• **Problem statement**
In full and without deviation, reproduce the records that follow.

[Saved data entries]
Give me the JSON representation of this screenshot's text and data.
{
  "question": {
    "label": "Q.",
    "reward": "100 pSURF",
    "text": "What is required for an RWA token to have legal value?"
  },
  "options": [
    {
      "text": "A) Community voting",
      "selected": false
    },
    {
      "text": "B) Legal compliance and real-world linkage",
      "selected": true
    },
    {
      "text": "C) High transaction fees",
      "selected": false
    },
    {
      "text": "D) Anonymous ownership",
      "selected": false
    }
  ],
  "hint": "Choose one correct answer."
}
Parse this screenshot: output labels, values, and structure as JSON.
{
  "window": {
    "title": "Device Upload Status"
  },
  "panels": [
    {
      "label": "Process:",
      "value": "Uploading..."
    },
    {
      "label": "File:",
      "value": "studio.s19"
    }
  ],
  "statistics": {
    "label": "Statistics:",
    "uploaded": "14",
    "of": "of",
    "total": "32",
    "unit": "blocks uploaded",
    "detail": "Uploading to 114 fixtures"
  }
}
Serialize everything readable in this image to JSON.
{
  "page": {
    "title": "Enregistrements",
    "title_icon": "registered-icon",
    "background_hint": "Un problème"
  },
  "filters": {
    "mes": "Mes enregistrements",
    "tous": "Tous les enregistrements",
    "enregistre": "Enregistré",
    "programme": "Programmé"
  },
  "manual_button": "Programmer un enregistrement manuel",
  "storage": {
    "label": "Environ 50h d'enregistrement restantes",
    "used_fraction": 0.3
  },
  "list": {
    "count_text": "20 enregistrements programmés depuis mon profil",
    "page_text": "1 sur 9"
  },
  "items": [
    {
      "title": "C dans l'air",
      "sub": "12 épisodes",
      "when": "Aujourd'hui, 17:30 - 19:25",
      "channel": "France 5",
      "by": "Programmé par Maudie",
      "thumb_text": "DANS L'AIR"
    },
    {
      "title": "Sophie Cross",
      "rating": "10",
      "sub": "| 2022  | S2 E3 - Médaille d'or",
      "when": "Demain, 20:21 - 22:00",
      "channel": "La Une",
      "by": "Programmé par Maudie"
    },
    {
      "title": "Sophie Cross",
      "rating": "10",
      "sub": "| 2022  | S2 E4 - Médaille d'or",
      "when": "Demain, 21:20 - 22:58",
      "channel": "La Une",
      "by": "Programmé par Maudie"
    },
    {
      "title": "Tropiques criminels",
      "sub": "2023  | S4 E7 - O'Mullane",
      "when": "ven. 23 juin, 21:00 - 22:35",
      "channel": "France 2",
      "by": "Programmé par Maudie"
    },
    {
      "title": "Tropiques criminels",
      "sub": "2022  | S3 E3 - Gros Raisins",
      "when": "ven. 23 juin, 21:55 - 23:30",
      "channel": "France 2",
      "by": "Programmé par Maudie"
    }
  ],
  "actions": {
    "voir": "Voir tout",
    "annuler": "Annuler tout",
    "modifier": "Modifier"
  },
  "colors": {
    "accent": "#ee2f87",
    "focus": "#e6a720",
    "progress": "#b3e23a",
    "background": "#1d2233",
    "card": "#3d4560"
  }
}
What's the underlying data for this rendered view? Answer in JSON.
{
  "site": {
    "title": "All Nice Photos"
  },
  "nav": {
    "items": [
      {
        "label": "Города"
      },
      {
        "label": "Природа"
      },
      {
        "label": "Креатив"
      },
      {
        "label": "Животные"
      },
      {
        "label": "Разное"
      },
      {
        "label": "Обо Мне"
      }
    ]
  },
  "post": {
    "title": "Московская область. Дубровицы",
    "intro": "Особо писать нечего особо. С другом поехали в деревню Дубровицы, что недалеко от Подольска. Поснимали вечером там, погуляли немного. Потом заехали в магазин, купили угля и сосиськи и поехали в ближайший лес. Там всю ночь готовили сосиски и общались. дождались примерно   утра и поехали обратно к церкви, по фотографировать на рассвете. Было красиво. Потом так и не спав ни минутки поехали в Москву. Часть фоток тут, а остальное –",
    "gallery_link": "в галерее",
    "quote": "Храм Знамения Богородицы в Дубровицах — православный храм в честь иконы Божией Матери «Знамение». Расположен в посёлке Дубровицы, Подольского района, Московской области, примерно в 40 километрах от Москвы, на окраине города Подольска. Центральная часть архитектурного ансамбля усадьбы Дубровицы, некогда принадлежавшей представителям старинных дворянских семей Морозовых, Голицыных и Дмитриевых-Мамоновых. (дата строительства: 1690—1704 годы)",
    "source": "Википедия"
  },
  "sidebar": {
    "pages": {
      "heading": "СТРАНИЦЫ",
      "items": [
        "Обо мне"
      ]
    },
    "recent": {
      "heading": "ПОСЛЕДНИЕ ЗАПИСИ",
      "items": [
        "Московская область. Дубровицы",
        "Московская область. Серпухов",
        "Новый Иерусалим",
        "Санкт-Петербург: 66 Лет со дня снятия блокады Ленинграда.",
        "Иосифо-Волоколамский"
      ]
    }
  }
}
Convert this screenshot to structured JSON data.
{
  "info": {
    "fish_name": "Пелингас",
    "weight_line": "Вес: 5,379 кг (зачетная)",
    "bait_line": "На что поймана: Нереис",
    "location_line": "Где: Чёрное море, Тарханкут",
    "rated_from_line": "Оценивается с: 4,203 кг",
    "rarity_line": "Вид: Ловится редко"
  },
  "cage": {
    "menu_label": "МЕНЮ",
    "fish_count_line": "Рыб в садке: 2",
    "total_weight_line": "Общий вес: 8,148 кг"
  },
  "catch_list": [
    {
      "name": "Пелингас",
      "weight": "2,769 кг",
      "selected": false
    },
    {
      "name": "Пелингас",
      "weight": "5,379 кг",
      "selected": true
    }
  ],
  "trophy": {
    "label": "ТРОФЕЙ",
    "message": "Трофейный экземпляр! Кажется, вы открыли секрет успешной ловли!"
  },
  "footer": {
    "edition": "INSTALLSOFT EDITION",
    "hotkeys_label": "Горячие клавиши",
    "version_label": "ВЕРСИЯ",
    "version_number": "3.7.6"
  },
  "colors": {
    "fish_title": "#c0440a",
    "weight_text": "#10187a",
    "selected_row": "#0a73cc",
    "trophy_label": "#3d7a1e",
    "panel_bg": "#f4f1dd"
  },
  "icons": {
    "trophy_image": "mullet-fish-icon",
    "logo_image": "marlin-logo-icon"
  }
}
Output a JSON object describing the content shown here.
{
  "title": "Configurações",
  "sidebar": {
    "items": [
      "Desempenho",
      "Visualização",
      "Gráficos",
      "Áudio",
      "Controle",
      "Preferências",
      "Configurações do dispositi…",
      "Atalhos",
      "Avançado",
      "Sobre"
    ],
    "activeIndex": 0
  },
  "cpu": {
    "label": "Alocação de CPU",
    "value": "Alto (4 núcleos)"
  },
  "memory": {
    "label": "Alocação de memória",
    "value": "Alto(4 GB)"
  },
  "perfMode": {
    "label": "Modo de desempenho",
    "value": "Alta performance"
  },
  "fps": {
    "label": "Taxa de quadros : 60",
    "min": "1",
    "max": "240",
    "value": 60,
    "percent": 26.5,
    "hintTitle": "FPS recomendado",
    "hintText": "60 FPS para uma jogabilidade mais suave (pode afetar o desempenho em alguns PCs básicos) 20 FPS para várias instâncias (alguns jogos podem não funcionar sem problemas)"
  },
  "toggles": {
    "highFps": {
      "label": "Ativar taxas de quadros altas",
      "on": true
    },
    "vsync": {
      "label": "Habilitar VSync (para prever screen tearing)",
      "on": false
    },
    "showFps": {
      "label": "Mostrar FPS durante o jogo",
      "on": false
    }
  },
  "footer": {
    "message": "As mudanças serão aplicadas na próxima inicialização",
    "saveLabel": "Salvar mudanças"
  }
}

• **Written reply**
Give me the JSON representation of this screenshot's text and data.
{
  "question": {
    "label": "Q.",
    "reward": "100 pSURF",
    "text": "What is required for an RWA token to have legal value?"
  },
  "options": [
    {
      "text": "A) Community voting",
      "selected": false
    },
    {
      "text": "B) Legal compliance and real-world linkage",
      "selected": true
    },
    {
      "text": "C) High transaction fees",
      "selected": false
    },
    {
      "text": "D) Anonymous ownership",
      "selected": false
    }
  ],
  "hint": "Choose one correct answer."
}
Parse this screenshot: output labels, values, and structure as JSON.
{
  "window": {
    "title": "Device Upload Status"
  },
  "panels": [
    {
      "label": "Process:",
      "value": "Uploading..."
    },
    {
      "label": "File:",
      "value": "studio.s19"
    }
  ],
  "statistics": {
    "label": "Statistics:",
    "uploaded": "14",
    "of": "of",
    "total": "32",
    "unit": "blocks uploaded",
    "detail": "Uploading to 114 fixtures"
  }
}
Serialize everything readable in this image to JSON.
{
  "page": {
    "title": "Enregistrements",
    "title_icon": "registered-icon",
    "background_hint": "Un problème"
  },
  "filters": {
    "mes": "Mes enregistrements",
    "tous": "Tous les enregistrements",
    "enregistre": "Enregistré",
    "programme": "Programmé"
  },
  "manual_button": "Programmer un enregistrement manuel",
  "storage": {
    "label": "Environ 50h d'enregistrement restantes",
    "used_fraction": 0.3
  },
  "list": {
    "count_text": "20 enregistrements programmés depuis mon profil",
    "page_text": "1 sur 9"
  },
  "items": [
    {
      "title": "C dans l'air",
      "sub": "12 épisodes",
      "when": "Aujourd'hui, 17:30 - 19:25",
      "channel": "France 5",
      "by": "Programmé par Maudie",
      "thumb_text": "DANS L'AIR"
    },
    {
      "title": "Sophie Cross",
      "rating": "10",
      "sub": "| 2022  | S2 E3 - Médaille d'or",
      "when": "Demain, 20:21 - 22:00",
      "channel": "La Une",
      "by": "Programmé par Maudie"
    },
    {
      "title": "Sophie Cross",
      "rating": "10",
      "sub": "| 2022  | S2 E4 - Médaille d'or",
      "when": "Demain, 21:20 - 22:58",
      "channel": "La Une",
      "by": "Programmé par Maudie"
    },
    {
      "title": "Tropiques criminels",
      "sub": "2023  | S4 E7 - O'Mullane",
      "when": "ven. 23 juin, 21:00 - 22:35",
      "channel": "France 2",
      "by": "Programmé par Maudie"
    },
    {
      "title": "Tropiques criminels",
      "sub": "2022  | S3 E3 - Gros Raisins",
      "when": "ven. 23 juin, 21:55 - 23:30",
      "channel": "France 2",
      "by": "Programmé par Maudie"
    }
  ],
  "actions": {
    "voir": "Voir tout",
    "annuler": "Annuler tout",
    "modifier": "Modifier"
  },
  "colors": {
    "accent": "#ee2f87",
    "focus": "#e6a720",
    "progress": "#b3e23a",
    "background": "#1d2233",
    "card": "#3d4560"
  }
}
What's the underlying data for this rendered view? Answer in JSON.
{
  "site": {
    "title": "All Nice Photos"
  },
  "nav": {
    "items": [
      {
        "label": "Города"
      },
      {
        "label": "Природа"
      },
      {
        "label": "Креатив"
      },
      {
        "label": "Животные"
      },
      {
        "label": "Разное"
      },
      {
        "label": "Обо Мне"
      }
    ]
  },
  "post": {
    "title": "Московская область. Дубровицы",
    "intro": "Особо писать нечего особо. С другом поехали в деревню Дубровицы, что недалеко от Подольска. Поснимали вечером там, погуляли немного. Потом заехали в магазин, купили угля и сосиськи и поехали в ближайший лес. Там всю ночь готовили сосиски и общались. дождались примерно   утра и поехали обратно к церкви, по фотографировать на рассвете. Было красиво. Потом так и не спав ни минутки поехали в Москву. Часть фоток тут, а остальное –",
    "gallery_link": "в галерее",
    "quote": "Храм Знамения Богородицы в Дубровицах — православный храм в честь иконы Божией Матери «Знамение». Расположен в посёлке Дубровицы, Подольского района, Московской области, примерно в 40 километрах от Москвы, на окраине города Подольска. Центральная часть архитектурного ансамбля усадьбы Дубровицы, некогда принадлежавшей представителям старинных дворянских семей Морозовых, Голицыных и Дмитриевых-Мамоновых. (дата строительства: 1690—1704 годы)",
    "source": "Википедия"
  },
  "sidebar": {
    "pages": {
      "heading": "СТРАНИЦЫ",
      "items": [
        "Обо мне"
      ]
    },
    "recent": {
      "heading": "ПОСЛЕДНИЕ ЗАПИСИ",
      "items": [
        "Московская область. Дубровицы",
        "Московская область. Серпухов",
        "Новый Иерусалим",
        "Санкт-Петербург: 66 Лет со дня снятия блокады Ленинграда.",
        "Иосифо-Волоколамский"
      ]
    }
  }
}
Convert this screenshot to structured JSON data.
{
  "info": {
    "fish_name": "Пелингас",
    "weight_line": "Вес: 5,379 кг (зачетная)",
    "bait_line": "На что поймана: Нереис",
    "location_line": "Где: Чёрное море, Тарханкут",
    "rated_from_line": "Оценивается с: 4,203 кг",
    "rarity_line": "Вид: Ловится редко"
  },
  "cage": {
    "menu_label": "МЕНЮ",
    "fish_count_line": "Рыб в садке: 2",
    "total_weight_line": "Общий вес: 8,148 кг"
  },
  "catch_list": [
    {
      "name": "Пелингас",
      "weight": "2,769 кг",
      "selected": false
    },
    {
      "name": "Пелингас",
      "weight": "5,379 кг",
      "selected": true
    }
  ],
  "trophy": {
    "label": "ТРОФЕЙ",
    "message": "Трофейный экземпляр! Кажется, вы открыли секрет успешной ловли!"
  },
  "footer": {
    "edition": "INSTALLSOFT EDITION",
    "hotkeys_label": "Горячие клавиши",
    "version_label": "ВЕРСИЯ",
    "version_number": "3.7.6"
  },
  "colors": {
    "fish_title": "#c0440a",
    "weight_text": "#10187a",
    "selected_row": "#0a73cc",
    "trophy_label": "#3d7a1e",
    "panel_bg": "#f4f1dd"
  },
  "icons": {
    "trophy_image": "mullet-fish-icon",
    "logo_image": "marlin-logo-icon"
  }
}
Output a JSON object describing the content shown here.
{
  "title": "Configurações",
  "sidebar": {
    "items": [
      "Desempenho",
      "Visualização",
      "Gráficos",
      "Áudio",
      "Controle",
      "Preferências",
      "Configurações do dispositi…",
      "Atalhos",
      "Avançado",
      "Sobre"
    ],
    "activeIndex": 0
  },
  "cpu": {
    "label": "Alocação de CPU",
    "value": "Alto (4 núcleos)"
  },
  "memory": {
    "label": "Alocação de memória",
    "value": "Alto(4 GB)"
  },
  "perfMode": {
    "label": "Modo de desempenho",
    "value": "Alta performance"
  },
  "fps": {
    "label": "Taxa de quadros : 60",
    "min": "1",
    "max": "240",
    "value": 60,
    "percent": 26.5,
    "hintTitle": "FPS recomendado",
    "hintText": "60 FPS para uma jogabilidade mais suave (pode afetar o desempenho em alguns PCs básicos) 20 FPS para várias instâncias (alguns jogos podem não funcionar sem problemas)"
  },
  "toggles": {
    "highFps": {
      "label": "Ativar taxas de quadros altas",
      "on": true
    },
    "vsync": {
      "label": "Habilitar VSync (para prever screen tearing)",
      "on": false
    },
    "showFps": {
      "label": "Mostrar FPS durante o jogo",
      "on": false
    }
  },
  "footer": {
    "message": "As mudanças serão aplicadas na próxima inicialização",
    "saveLabel": "Salvar mudanças"
  }
}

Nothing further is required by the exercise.